*Aim of the task*.
I'd like the data below restated word for word, with the pictures left out.

Records contained in a dataset
^^^^^^^^
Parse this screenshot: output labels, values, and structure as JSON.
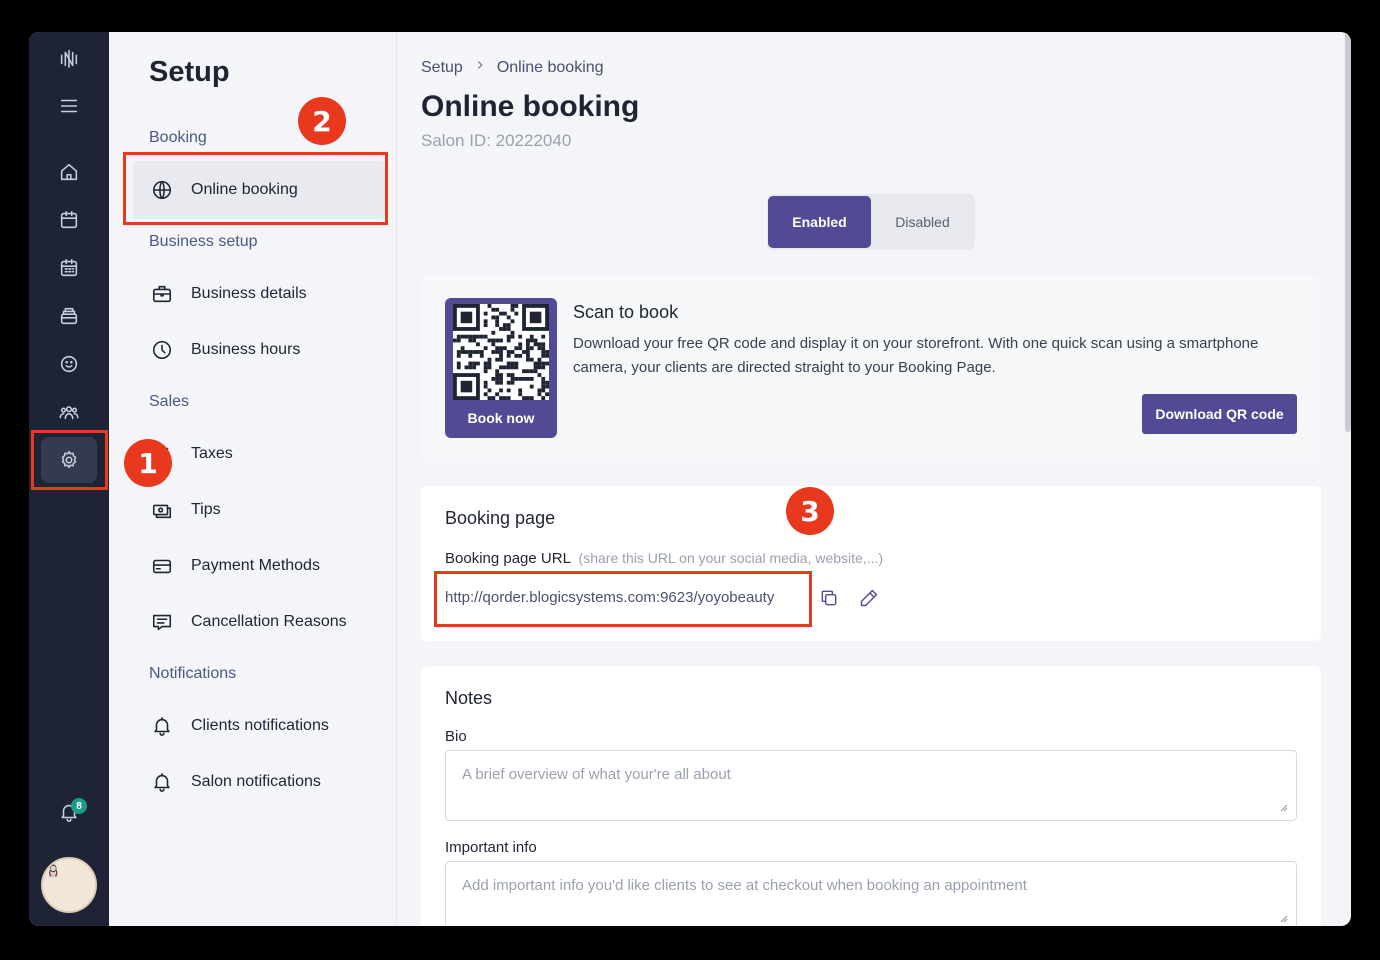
{
  "rail": {
    "icons": [
      "logo-icon",
      "menu-icon",
      "home-icon",
      "calendar-icon",
      "calendar-grid-icon",
      "inventory-icon",
      "clients-icon",
      "team-icon",
      "settings-icon",
      "notifications-icon"
    ],
    "notification_count": "8"
  },
  "menu": {
    "title": "Setup",
    "sections": {
      "booking": "Booking",
      "business_setup": "Business setup",
      "sales": "Sales",
      "notifications": "Notifications"
    },
    "items": {
      "online_booking": "Online booking",
      "business_details": "Business details",
      "business_hours": "Business hours",
      "taxes": "Taxes",
      "tips": "Tips",
      "payment_methods": "Payment Methods",
      "cancellation_reasons": "Cancellation Reasons",
      "clients_notifications": "Clients notifications",
      "salon_notifications": "Salon notifications"
    }
  },
  "breadcrumb": [
    "Setup",
    "Online booking"
  ],
  "page": {
    "title": "Online booking",
    "salon_id": "Salon ID: 20222040"
  },
  "toggle": {
    "enabled": "Enabled",
    "disabled": "Disabled",
    "selected": "Enabled"
  },
  "qr": {
    "label": "Book now",
    "heading": "Scan to book",
    "description": "Download your free QR code and display it on your storefront. With one quick scan using a smartphone camera, your clients are directed straight to your Booking Page.",
    "download_button": "Download QR code"
  },
  "booking_page": {
    "heading": "Booking page",
    "url_label": "Booking page URL",
    "url_hint": "(share this URL on your social media, website,...)",
    "url": "http://qorder.blogicsystems.com:9623/yoyobeauty"
  },
  "notes": {
    "heading": "Notes",
    "bio_label": "Bio",
    "bio_placeholder": "A brief overview of what your're all about",
    "important_label": "Important info",
    "important_placeholder": "Add important info you'd like clients to see at checkout when booking an appointment"
  },
  "annotations": [
    "1",
    "2",
    "3"
  ],
  "colors": {
    "accent": "#514b95",
    "annotation": "#e8391f",
    "rail": "#1e2436"
  }
}
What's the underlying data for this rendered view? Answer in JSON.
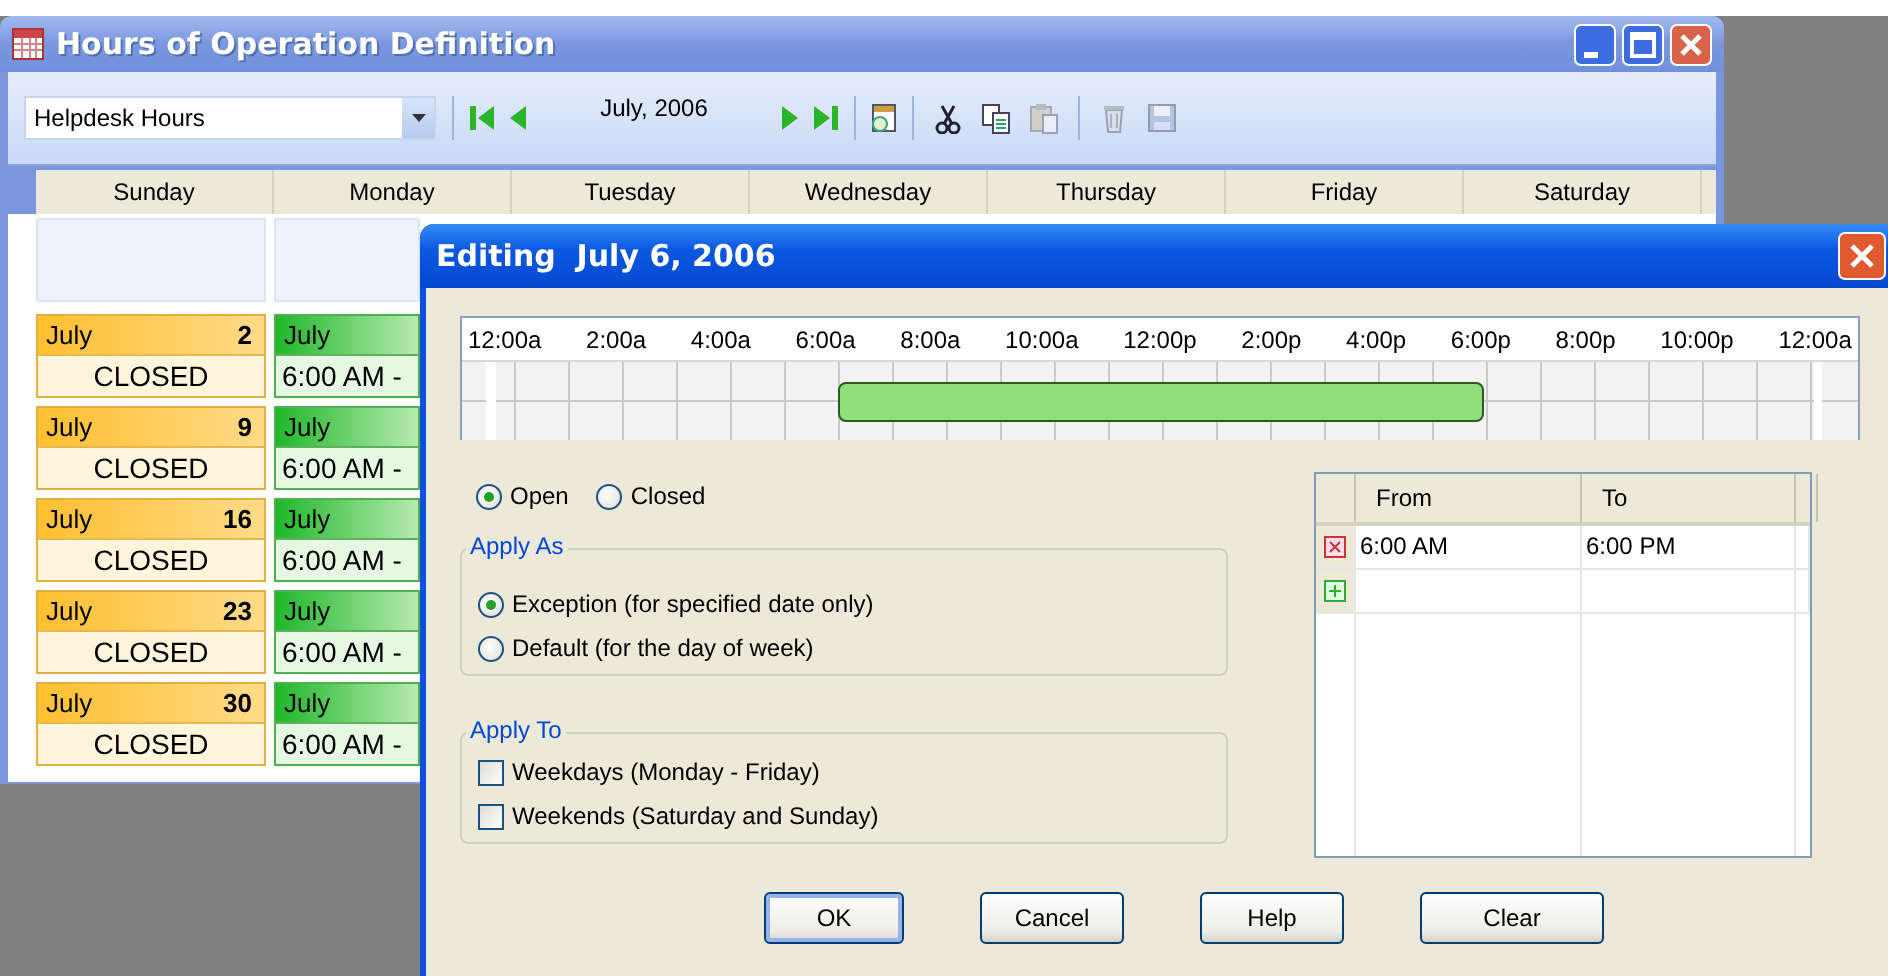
{
  "main_window": {
    "title": "Hours of Operation Definition",
    "schedule_select": {
      "value": "Helpdesk Hours"
    },
    "month_label": "July, 2006",
    "toolbar_buttons": [
      {
        "kind": "cut",
        "disabled": false
      },
      {
        "kind": "copy",
        "disabled": false
      },
      {
        "kind": "paste",
        "disabled": true
      },
      {
        "kind": "delete",
        "disabled": true
      },
      {
        "kind": "save",
        "disabled": true
      }
    ],
    "days": [
      "Sunday",
      "Monday",
      "Tuesday",
      "Wednesday",
      "Thursday",
      "Friday",
      "Saturday"
    ],
    "weeks": [
      {
        "cells": [
          {
            "kind": "empty"
          },
          {
            "kind": "empty"
          }
        ]
      },
      {
        "cells": [
          {
            "kind": "closed",
            "month": "July",
            "day": "2",
            "text": "CLOSED"
          },
          {
            "kind": "open",
            "month": "July",
            "text": "6:00 AM -"
          }
        ]
      },
      {
        "cells": [
          {
            "kind": "closed",
            "month": "July",
            "day": "9",
            "text": "CLOSED"
          },
          {
            "kind": "open",
            "month": "July",
            "text": "6:00 AM -"
          }
        ]
      },
      {
        "cells": [
          {
            "kind": "closed",
            "month": "July",
            "day": "16",
            "text": "CLOSED"
          },
          {
            "kind": "open",
            "month": "July",
            "text": "6:00 AM -"
          }
        ]
      },
      {
        "cells": [
          {
            "kind": "closed",
            "month": "July",
            "day": "23",
            "text": "CLOSED"
          },
          {
            "kind": "open",
            "month": "July",
            "text": "6:00 AM -"
          }
        ]
      },
      {
        "cells": [
          {
            "kind": "closed",
            "month": "July",
            "day": "30",
            "text": "CLOSED"
          },
          {
            "kind": "open",
            "month": "July",
            "text": "6:00 AM -"
          }
        ]
      }
    ]
  },
  "dialog": {
    "title": "Editing  July 6, 2006",
    "timeline": {
      "labels": [
        "12:00a",
        "2:00a",
        "4:00a",
        "6:00a",
        "8:00a",
        "10:00a",
        "12:00p",
        "2:00p",
        "4:00p",
        "6:00p",
        "8:00p",
        "10:00p",
        "12:00a"
      ]
    },
    "status_options": [
      {
        "label": "Open",
        "selected": true
      },
      {
        "label": "Closed",
        "selected": false
      }
    ],
    "apply_as": {
      "title": "Apply As",
      "options": [
        {
          "label": "Exception (for specified date only)",
          "selected": true
        },
        {
          "label": "Default (for the day of week)",
          "selected": false
        }
      ]
    },
    "apply_to": {
      "title": "Apply To",
      "options": [
        {
          "label": "Weekdays (Monday - Friday)",
          "checked": false
        },
        {
          "label": "Weekends (Saturday and Sunday)",
          "checked": false
        }
      ]
    },
    "hours_table": {
      "columns": [
        "From",
        "To"
      ],
      "rows": [
        {
          "kind": "entry",
          "from": "6:00 AM",
          "to": "6:00 PM"
        },
        {
          "kind": "new"
        }
      ]
    },
    "buttons": [
      {
        "label": "OK",
        "default": true
      },
      {
        "label": "Cancel",
        "default": false
      },
      {
        "label": "Help",
        "default": false
      },
      {
        "label": "Clear",
        "default": false
      }
    ]
  }
}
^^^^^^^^
*Output for this exercise*.
Parse this screenshot: output labels, values, and structure as JSON.
{
  "rail": {
    "icons": [
      "logo-icon",
      "menu-icon",
      "home-icon",
      "calendar-icon",
      "calendar-grid-icon",
      "inventory-icon",
      "clients-icon",
      "team-icon",
      "settings-icon",
      "notifications-icon"
    ],
    "notification_count": "8"
  },
  "menu": {
    "title": "Setup",
    "sections": {
      "booking": "Booking",
      "business_setup": "Business setup",
      "sales": "Sales",
      "notifications": "Notifications"
    },
    "items": {
      "online_booking": "Online booking",
      "business_details": "Business details",
      "business_hours": "Business hours",
      "taxes": "Taxes",
      "tips": "Tips",
      "payment_methods": "Payment Methods",
      "cancellation_reasons": "Cancellation Reasons",
      "clients_notifications": "Clients notifications",
      "salon_notifications": "Salon notifications"
    }
  },
  "breadcrumb": [
    "Setup",
    "Online booking"
  ],
  "page": {
    "title": "Online booking",
    "salon_id": "Salon ID: 20222040"
  },
  "toggle": {
    "enabled": "Enabled",
    "disabled": "Disabled",
    "selected": "Enabled"
  },
  "qr": {
    "label": "Book now",
    "heading": "Scan to book",
    "description": "Download your free QR code and display it on your storefront. With one quick scan using a smartphone camera, your clients are directed straight to your Booking Page.",
    "download_button": "Download QR code"
  },
  "booking_page": {
    "heading": "Booking page",
    "url_label": "Booking page URL",
    "url_hint": "(share this URL on your social media, website,...)",
    "url": "http://qorder.blogicsystems.com:9623/yoyobeauty"
  },
  "notes": {
    "heading": "Notes",
    "bio_label": "Bio",
    "bio_placeholder": "A brief overview of what your're all about",
    "important_label": "Important info",
    "important_placeholder": "Add important info you'd like clients to see at checkout when booking an appointment"
  },
  "annotations": [
    "1",
    "2",
    "3"
  ],
  "colors": {
    "accent": "#514b95",
    "annotation": "#e8391f",
    "rail": "#1e2436"
  }
}
What's the underlying data for this rendered view? Answer in JSON.
{
  "main_window": {
    "title": "Hours of Operation Definition",
    "schedule_select": {
      "value": "Helpdesk Hours"
    },
    "month_label": "July, 2006",
    "toolbar_buttons": [
      {
        "kind": "cut",
        "disabled": false
      },
      {
        "kind": "copy",
        "disabled": false
      },
      {
        "kind": "paste",
        "disabled": true
      },
      {
        "kind": "delete",
        "disabled": true
      },
      {
        "kind": "save",
        "disabled": true
      }
    ],
    "days": [
      "Sunday",
      "Monday",
      "Tuesday",
      "Wednesday",
      "Thursday",
      "Friday",
      "Saturday"
    ],
    "weeks": [
      {
        "cells": [
          {
            "kind": "empty"
          },
          {
            "kind": "empty"
          }
        ]
      },
      {
        "cells": [
          {
            "kind": "closed",
            "month": "July",
            "day": "2",
            "text": "CLOSED"
          },
          {
            "kind": "open",
            "month": "July",
            "text": "6:00 AM -"
          }
        ]
      },
      {
        "cells": [
          {
            "kind": "closed",
            "month": "July",
            "day": "9",
            "text": "CLOSED"
          },
          {
            "kind": "open",
            "month": "July",
            "text": "6:00 AM -"
          }
        ]
      },
      {
        "cells": [
          {
            "kind": "closed",
            "month": "July",
            "day": "16",
            "text": "CLOSED"
          },
          {
            "kind": "open",
            "month": "July",
            "text": "6:00 AM -"
          }
        ]
      },
      {
        "cells": [
          {
            "kind": "closed",
            "month": "July",
            "day": "23",
            "text": "CLOSED"
          },
          {
            "kind": "open",
            "month": "July",
            "text": "6:00 AM -"
          }
        ]
      },
      {
        "cells": [
          {
            "kind": "closed",
            "month": "July",
            "day": "30",
            "text": "CLOSED"
          },
          {
            "kind": "open",
            "month": "July",
            "text": "6:00 AM -"
          }
        ]
      }
    ]
  },
  "dialog": {
    "title": "Editing  July 6, 2006",
    "timeline": {
      "labels": [
        "12:00a",
        "2:00a",
        "4:00a",
        "6:00a",
        "8:00a",
        "10:00a",
        "12:00p",
        "2:00p",
        "4:00p",
        "6:00p",
        "8:00p",
        "10:00p",
        "12:00a"
      ]
    },
    "status_options": [
      {
        "label": "Open",
        "selected": true
      },
      {
        "label": "Closed",
        "selected": false
      }
    ],
    "apply_as": {
      "title": "Apply As",
      "options": [
        {
          "label": "Exception (for specified date only)",
          "selected": true
        },
        {
          "label": "Default (for the day of week)",
          "selected": false
        }
      ]
    },
    "apply_to": {
      "title": "Apply To",
      "options": [
        {
          "label": "Weekdays (Monday - Friday)",
          "checked": false
        },
        {
          "label": "Weekends (Saturday and Sunday)",
          "checked": false
        }
      ]
    },
    "hours_table": {
      "columns": [
        "From",
        "To"
      ],
      "rows": [
        {
          "kind": "entry",
          "from": "6:00 AM",
          "to": "6:00 PM"
        },
        {
          "kind": "new"
        }
      ]
    },
    "buttons": [
      {
        "label": "OK",
        "default": true
      },
      {
        "label": "Cancel",
        "default": false
      },
      {
        "label": "Help",
        "default": false
      },
      {
        "label": "Clear",
        "default": false
      }
    ]
  }
}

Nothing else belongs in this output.